A radical-anthropology approach says that we should not waste time on rehabilitating bad people or limiting the power of good people. A restrained-anthropology approach says that we should acknowledge the humanity of bad people and not entirely trust good people.
This has consequences, in policy and religion, that I don’t think we’ve fully explored. But I think this distinction, which is basically about science and human nature, is a much bigger deal than “conservatism” versus “liberalism.”
Stevens said he retired because, while he still loved the job of judging, he had no desire to linger beyond his physical prime. He had witnessed the final years on the bench of Douglas, Thurgood Marshall and others who should have retired earlier for health reasons. A few years ago, he secretly asked Associate Justice David Souter to tell him when it was time for him to go. But Souter left first, in 2009.

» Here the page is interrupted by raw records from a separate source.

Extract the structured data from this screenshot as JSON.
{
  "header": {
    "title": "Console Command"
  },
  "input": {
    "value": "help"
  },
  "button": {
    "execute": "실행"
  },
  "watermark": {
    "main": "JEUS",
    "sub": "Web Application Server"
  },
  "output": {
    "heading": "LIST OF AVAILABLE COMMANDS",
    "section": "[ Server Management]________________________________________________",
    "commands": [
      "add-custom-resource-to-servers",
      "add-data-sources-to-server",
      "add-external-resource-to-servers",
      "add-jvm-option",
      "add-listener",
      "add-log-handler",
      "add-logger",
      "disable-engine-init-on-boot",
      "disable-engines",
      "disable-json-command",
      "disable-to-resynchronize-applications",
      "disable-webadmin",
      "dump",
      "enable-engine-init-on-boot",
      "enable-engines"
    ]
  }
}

“When he retired, I knew I didn’t have any safety valve anymore.”
”—In a rare interview, former justice John Paul Stevens discusses his decision to leave the Supreme Court. Read more at The Atlantic (via theatlantic)
For most of the past two centuries, at least in so-called civilized societies, the ideal of punishment has been replaced by the hope of rehabilitation. The American penitentiary system was invented to replace punishment with “cure.” Prisons were built around the noble ideas of rehabilitation. In society, at least in liberal society, we’re supposed to be above punishment, as if punishment were somehow beneath us. The fact that prisons proved both inhumane and miserably ineffective did little to deter the utopian enthusiasm of those reformers who wished to abolish punishment.
Incarceration, for adults as well as children, does little but make people more criminal. Alas, so successful were the “progressive” reformers of the past two centuries that today we don’t have a system designed for punishment. Certainly released prisoners need help with life—jobs, housing, health care—but what they don’t need is a failed concept of “rehabilitation.” Prisons today have all but abandoned rehabilitative ideals—which isn’t such a bad thing if one sees the notion as nothing more than paternalistic hogwash. All that is left is punishment, and we certainly could punish in a way that is much cheaper, honest, and even more humane. We could flog.
“If we accept social structures, such as monogamous marriage, as simply natural, we lose the opportunity to engage in the processes of self-reflection and self-construction. That is, we lose the possibility of enhancing our freedom.”—Valerie Lehr, Queer Family Values: Debunking the Myth of the Nuclear Family (via fortunateson)
“Since my brain really only works in the morning, I try to keep that time free for writing and thinking and don’t read any media at all until lunchtime, when I treat myself to The New York Times—the paper edition. At this point, I realize, I am almost a full 24 hours behind the news cycle. Is this is a problem? I have no idea. My brother, who is a teacher, always says that we place too much emphasis on the speed of knowledge acquistion, and not the quality of knowledge acquistion: I guess that means that the fact that I am still on Monday, when everyone else is on Tuesday, is okay.”—Malcolm Gladwell doesn’t really give a shit about the news cycle. Read the rest of his Media Diet at The Atlantic Wire. (via theatlantic)